### RECORDED DATA:

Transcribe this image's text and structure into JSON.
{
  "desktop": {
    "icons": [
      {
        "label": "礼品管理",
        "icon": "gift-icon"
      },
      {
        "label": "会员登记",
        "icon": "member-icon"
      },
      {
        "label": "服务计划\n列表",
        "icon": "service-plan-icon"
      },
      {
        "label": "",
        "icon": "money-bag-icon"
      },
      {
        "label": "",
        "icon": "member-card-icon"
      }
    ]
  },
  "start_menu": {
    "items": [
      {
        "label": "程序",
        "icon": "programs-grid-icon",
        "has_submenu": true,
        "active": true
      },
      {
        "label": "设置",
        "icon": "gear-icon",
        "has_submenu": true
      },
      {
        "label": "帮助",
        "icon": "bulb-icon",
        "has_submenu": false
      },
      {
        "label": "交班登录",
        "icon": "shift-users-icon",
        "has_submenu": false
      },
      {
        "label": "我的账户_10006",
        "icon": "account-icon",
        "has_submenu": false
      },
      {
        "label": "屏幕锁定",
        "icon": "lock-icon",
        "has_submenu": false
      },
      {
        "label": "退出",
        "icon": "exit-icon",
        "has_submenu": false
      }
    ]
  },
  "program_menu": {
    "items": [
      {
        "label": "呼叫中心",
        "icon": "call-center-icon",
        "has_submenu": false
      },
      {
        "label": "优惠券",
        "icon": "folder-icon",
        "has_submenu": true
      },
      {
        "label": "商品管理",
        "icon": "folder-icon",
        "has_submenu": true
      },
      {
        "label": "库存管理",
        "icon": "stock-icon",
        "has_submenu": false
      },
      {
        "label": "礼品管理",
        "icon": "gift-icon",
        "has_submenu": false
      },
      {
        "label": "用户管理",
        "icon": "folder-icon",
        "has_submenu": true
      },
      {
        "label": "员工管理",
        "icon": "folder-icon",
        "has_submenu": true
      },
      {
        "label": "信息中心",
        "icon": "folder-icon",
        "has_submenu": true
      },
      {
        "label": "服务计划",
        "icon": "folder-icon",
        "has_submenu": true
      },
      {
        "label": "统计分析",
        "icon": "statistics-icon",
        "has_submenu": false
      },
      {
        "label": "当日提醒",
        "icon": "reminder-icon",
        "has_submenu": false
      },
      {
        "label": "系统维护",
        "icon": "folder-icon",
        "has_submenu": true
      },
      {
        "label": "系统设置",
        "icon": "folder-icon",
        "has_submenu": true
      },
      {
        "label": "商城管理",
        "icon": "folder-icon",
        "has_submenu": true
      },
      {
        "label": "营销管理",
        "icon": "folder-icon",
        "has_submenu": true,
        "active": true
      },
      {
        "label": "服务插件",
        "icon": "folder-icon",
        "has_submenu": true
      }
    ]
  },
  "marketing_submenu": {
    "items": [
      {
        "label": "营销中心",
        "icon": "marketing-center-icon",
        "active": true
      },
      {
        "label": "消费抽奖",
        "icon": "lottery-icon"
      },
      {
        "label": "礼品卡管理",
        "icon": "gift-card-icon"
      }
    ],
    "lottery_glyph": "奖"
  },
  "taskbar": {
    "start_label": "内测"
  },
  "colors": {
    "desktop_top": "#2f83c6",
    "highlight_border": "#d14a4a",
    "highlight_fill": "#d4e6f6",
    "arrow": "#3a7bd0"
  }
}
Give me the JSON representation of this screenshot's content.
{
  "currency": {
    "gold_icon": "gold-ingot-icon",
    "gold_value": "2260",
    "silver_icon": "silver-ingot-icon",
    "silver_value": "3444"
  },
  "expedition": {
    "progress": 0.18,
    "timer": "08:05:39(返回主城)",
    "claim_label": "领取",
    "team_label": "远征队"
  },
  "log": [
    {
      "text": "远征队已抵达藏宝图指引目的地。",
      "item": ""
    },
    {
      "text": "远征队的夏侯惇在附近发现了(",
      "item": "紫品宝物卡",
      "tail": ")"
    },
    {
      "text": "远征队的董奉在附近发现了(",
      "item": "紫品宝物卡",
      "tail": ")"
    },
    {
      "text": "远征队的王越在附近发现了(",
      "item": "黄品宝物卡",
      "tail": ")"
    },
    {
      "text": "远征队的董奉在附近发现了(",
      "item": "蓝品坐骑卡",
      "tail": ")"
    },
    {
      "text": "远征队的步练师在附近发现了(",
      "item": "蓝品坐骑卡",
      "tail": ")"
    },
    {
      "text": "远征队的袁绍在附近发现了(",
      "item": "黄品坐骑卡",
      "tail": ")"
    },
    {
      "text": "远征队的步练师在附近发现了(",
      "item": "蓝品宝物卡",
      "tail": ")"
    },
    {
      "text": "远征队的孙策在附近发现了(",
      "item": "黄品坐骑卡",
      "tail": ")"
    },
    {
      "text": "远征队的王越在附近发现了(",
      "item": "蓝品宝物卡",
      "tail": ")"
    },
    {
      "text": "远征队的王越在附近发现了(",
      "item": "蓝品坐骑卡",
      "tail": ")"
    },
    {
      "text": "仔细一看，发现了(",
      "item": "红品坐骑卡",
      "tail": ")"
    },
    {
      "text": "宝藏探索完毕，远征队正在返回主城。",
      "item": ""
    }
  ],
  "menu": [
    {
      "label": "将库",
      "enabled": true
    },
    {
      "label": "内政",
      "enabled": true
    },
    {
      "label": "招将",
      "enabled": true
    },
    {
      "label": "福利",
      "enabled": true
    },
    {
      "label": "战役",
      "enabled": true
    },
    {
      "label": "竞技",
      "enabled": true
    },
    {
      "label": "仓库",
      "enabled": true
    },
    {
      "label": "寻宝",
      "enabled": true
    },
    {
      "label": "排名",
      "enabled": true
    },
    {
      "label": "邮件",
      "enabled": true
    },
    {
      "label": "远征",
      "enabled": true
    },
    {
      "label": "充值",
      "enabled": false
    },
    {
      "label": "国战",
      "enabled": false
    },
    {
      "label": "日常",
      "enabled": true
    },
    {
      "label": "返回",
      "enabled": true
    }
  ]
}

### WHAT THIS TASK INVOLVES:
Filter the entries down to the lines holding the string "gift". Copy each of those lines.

### YOUR RESPONSE:
        "icon": "gift-icon"
        "icon": "gift-icon",
        "icon": "gift-card-icon"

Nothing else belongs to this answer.